_Required action_
Provide a verbatim copy of the data below.

_Exercise inputs_
=== Begin Enclosure ===

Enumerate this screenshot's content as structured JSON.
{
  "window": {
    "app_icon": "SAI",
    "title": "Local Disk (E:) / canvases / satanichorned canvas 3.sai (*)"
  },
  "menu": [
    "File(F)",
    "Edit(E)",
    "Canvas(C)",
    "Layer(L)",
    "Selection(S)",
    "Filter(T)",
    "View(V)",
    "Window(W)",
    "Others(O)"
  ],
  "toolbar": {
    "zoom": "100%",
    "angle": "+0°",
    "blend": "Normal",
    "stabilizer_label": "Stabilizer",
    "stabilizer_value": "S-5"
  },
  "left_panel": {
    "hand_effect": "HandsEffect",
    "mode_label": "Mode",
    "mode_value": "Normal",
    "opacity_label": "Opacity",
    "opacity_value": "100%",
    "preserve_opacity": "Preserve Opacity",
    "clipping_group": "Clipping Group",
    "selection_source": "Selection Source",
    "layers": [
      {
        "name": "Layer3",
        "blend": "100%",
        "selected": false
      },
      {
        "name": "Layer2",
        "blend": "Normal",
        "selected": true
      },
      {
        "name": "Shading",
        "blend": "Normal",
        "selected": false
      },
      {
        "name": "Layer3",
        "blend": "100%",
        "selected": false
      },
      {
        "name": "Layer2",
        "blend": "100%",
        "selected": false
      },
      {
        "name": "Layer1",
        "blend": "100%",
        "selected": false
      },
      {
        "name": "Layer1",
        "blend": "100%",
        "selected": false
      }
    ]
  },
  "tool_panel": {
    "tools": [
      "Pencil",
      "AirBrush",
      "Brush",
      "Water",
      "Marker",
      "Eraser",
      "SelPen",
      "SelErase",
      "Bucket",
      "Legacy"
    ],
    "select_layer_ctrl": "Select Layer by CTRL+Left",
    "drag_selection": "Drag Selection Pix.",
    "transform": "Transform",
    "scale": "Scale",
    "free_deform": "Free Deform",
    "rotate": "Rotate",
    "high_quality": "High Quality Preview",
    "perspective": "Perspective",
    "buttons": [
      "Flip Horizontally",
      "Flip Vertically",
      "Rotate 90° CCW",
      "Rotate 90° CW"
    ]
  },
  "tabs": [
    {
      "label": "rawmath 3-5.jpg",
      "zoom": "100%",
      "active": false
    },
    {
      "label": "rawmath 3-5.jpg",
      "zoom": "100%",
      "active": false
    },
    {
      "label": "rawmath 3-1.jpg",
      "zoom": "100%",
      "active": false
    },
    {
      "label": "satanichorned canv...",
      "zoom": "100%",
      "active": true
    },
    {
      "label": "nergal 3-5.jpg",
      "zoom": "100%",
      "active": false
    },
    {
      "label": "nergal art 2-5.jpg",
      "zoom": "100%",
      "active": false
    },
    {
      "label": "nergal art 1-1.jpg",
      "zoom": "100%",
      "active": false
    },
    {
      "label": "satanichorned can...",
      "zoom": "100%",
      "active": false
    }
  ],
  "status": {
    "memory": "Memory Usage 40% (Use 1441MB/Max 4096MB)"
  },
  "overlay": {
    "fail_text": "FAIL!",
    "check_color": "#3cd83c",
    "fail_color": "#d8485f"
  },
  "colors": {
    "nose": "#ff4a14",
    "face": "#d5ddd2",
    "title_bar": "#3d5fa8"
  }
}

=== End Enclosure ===

_Exercise answer_
Enumerate this screenshot's content as structured JSON.
{
  "window": {
    "app_icon": "SAI",
    "title": "Local Disk (E:) / canvases / satanichorned canvas 3.sai (*)"
  },
  "menu": [
    "File(F)",
    "Edit(E)",
    "Canvas(C)",
    "Layer(L)",
    "Selection(S)",
    "Filter(T)",
    "View(V)",
    "Window(W)",
    "Others(O)"
  ],
  "toolbar": {
    "zoom": "100%",
    "angle": "+0°",
    "blend": "Normal",
    "stabilizer_label": "Stabilizer",
    "stabilizer_value": "S-5"
  },
  "left_panel": {
    "hand_effect": "HandsEffect",
    "mode_label": "Mode",
    "mode_value": "Normal",
    "opacity_label": "Opacity",
    "opacity_value": "100%",
    "preserve_opacity": "Preserve Opacity",
    "clipping_group": "Clipping Group",
    "selection_source": "Selection Source",
    "layers": [
      {
        "name": "Layer3",
        "blend": "100%",
        "selected": false
      },
      {
        "name": "Layer2",
        "blend": "Normal",
        "selected": true
      },
      {
        "name": "Shading",
        "blend": "Normal",
        "selected": false
      },
      {
        "name": "Layer3",
        "blend": "100%",
        "selected": false
      },
      {
        "name": "Layer2",
        "blend": "100%",
        "selected": false
      },
      {
        "name": "Layer1",
        "blend": "100%",
        "selected": false
      },
      {
        "name": "Layer1",
        "blend": "100%",
        "selected": false
      }
    ]
  },
  "tool_panel": {
    "tools": [
      "Pencil",
      "AirBrush",
      "Brush",
      "Water",
      "Marker",
      "Eraser",
      "SelPen",
      "SelErase",
      "Bucket",
      "Legacy"
    ],
    "select_layer_ctrl": "Select Layer by CTRL+Left",
    "drag_selection": "Drag Selection Pix.",
    "transform": "Transform",
    "scale": "Scale",
    "free_deform": "Free Deform",
    "rotate": "Rotate",
    "high_quality": "High Quality Preview",
    "perspective": "Perspective",
    "buttons": [
      "Flip Horizontally",
      "Flip Vertically",
      "Rotate 90° CCW",
      "Rotate 90° CW"
    ]
  },
  "tabs": [
    {
      "label": "rawmath 3-5.jpg",
      "zoom": "100%",
      "active": false
    },
    {
      "label": "rawmath 3-5.jpg",
      "zoom": "100%",
      "active": false
    },
    {
      "label": "rawmath 3-1.jpg",
      "zoom": "100%",
      "active": false
    },
    {
      "label": "satanichorned canv...",
      "zoom": "100%",
      "active": true
    },
    {
      "label": "nergal 3-5.jpg",
      "zoom": "100%",
      "active": false
    },
    {
      "label": "nergal art 2-5.jpg",
      "zoom": "100%",
      "active": false
    },
    {
      "label": "nergal art 1-1.jpg",
      "zoom": "100%",
      "active": false
    },
    {
      "label": "satanichorned can...",
      "zoom": "100%",
      "active": false
    }
  ],
  "status": {
    "memory": "Memory Usage 40% (Use 1441MB/Max 4096MB)"
  },
  "overlay": {
    "fail_text": "FAIL!",
    "check_color": "#3cd83c",
    "fail_color": "#d8485f"
  },
  "colors": {
    "nose": "#ff4a14",
    "face": "#d5ddd2",
    "title_bar": "#3d5fa8"
  }
}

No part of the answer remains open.